What’s an Apple Pickle?
In this world there are two types of people, pickle lovers and pickle haters. Until a few years ago, I fell into the hater category. So, what changed my mind and my palette? I was served pickled cranberries on a salad during the holidays. That burst of tart and tangy flavor was a total game changer for me. I’ve been hooked on exploring pickles ever since.
Over the past few years, I’ve been branching out and making all sorts of fruity pickles in my own kitchen. These Quick Pickled Apples are my newest creation.
are the perfect apple for pickling because they are very firm and dense in texture, and have a wonderful tart flavor that I just love! Plus, Pink Lady apples resist browning when you slice into them. Therefore, you can take your time with this sweet apple pickle recipe and not fret about browning.
Not sure what pickling spices are? Most well-stocked grocery stores sell pre-made pickling spices, which contain a blend of yellow and brown mustard seeds, allspice, cinnamon, bay leaves, dill seed, cloves, ginger, black peppercorns, star anise, coriander, juniper, mace, cardamom and crushed red pepper.

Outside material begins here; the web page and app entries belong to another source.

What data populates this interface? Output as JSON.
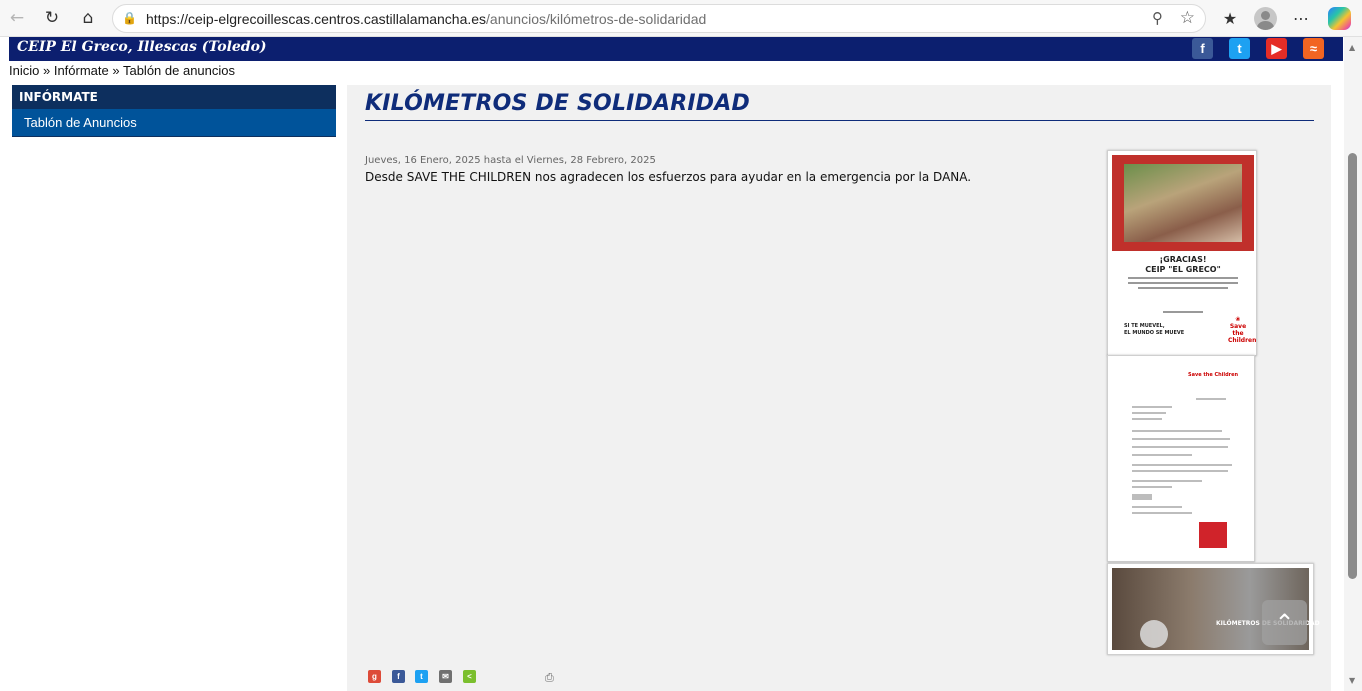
{
  "browser": {
    "url_host": "https://ceip-elgrecoillescas.centros.castillalamancha.es",
    "url_path": "/anuncios/kilómetros-de-solidaridad"
  },
  "site": {
    "title": "CEIP El Greco, Illescas (Toledo)",
    "social": [
      "facebook-icon",
      "twitter-icon",
      "youtube-icon",
      "rss-icon"
    ]
  },
  "breadcrumb": {
    "home": "Inicio",
    "sep1": " » ",
    "section": "Infórmate",
    "sep2": " » ",
    "current": "Tablón de anuncios"
  },
  "sidebar": {
    "heading": "INFÓRMATE",
    "items": [
      {
        "label": "Tablón de Anuncios"
      }
    ]
  },
  "article": {
    "title": "KILÓMETROS DE SOLIDARIDAD",
    "date": "Jueves, 16 Enero, 2025 hasta el Viernes, 28 Febrero, 2025",
    "body": "Desde SAVE THE CHILDREN nos agradecen los esfuerzos para ayudar en la emergencia por la DANA."
  },
  "images": {
    "poster_line1": "¡GRACIAS!",
    "poster_line2": "CEIP \"EL GRECO\"",
    "poster_slogan_1": "SI TE MUEVEL,",
    "poster_slogan_2": "EL MUNDO SE MUEVE",
    "brand": "Save the Children",
    "video_title": "KILÓMETROS DE SOLIDARIDAD"
  },
  "colors": {
    "banner": "#0c1f6f",
    "sidebar_head": "#0d2f5e",
    "sidebar_item": "#00539a",
    "title": "#0f2c7a"
  }
}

If you are feeling adventurous try making spiced pickled apples by adding in extra cinnamon, gloves, and ginger!
Quick Pickled Apples are simple!
- First, you make the brine. This consists of equal parts water and vinegar with some sugar, pickling spices, and a bit of salt.
- Combine the ingredients in a saucepan and bring them to a boil, then reduce to a simmer for 8-10 minutes. The sugar will dissolve and the brine will infuse with the flavors of the pickling spice.
- While the brine is simmering, slice the apples. I prefer to slice mine on a mandolin so that I have thin, uniform slices, but you can use a knife too. I also opted to leave the core in my quick pickled apples, but you can remove the core if you wish. If you do decide to leave it in though, be sure to remove any seeds or seed fragments before adding the apple slices to the brine.
- Transfer the apple slices to a large bowl and pour the brine through a strainer over the apple slices. This will strain the pickling spices and leave you with a nice clear pickling brine.
- Add a few cinnamon sticks and star anise pods to the bowl and allow the pickles and brine to come to room temperature. Since apple slices float, you will need to create a weight of some kind to make sure they stay submerged. Try placing a smaller bowl inside the large bowl and covering the whole thing with plastic wrap.
- Once everything is cooled, transfer the apple slices, star anise pods and cinnamon sticks by pouring the brine into a pickling jar. Your brine will now be a gorgeous shade of pink from the peel of the Pink Lady apples!
- At this point, you will have a bit of leftover brine. Feel free to discard it or get really creative and make cocktails or drinking vinegars with it.
These quick pickled apples are tart, tangy, sweet, and a bit sour all at the same time. And they add the perfect pop of flavor to brighten up salads, layer on to sandwiches, or as an unexpected addition to charcuterie and cheese boards. While they’re delicious enough to stand alone, they can also provide a much needed burst of acidity when paired with rich meaty mains like pork roast.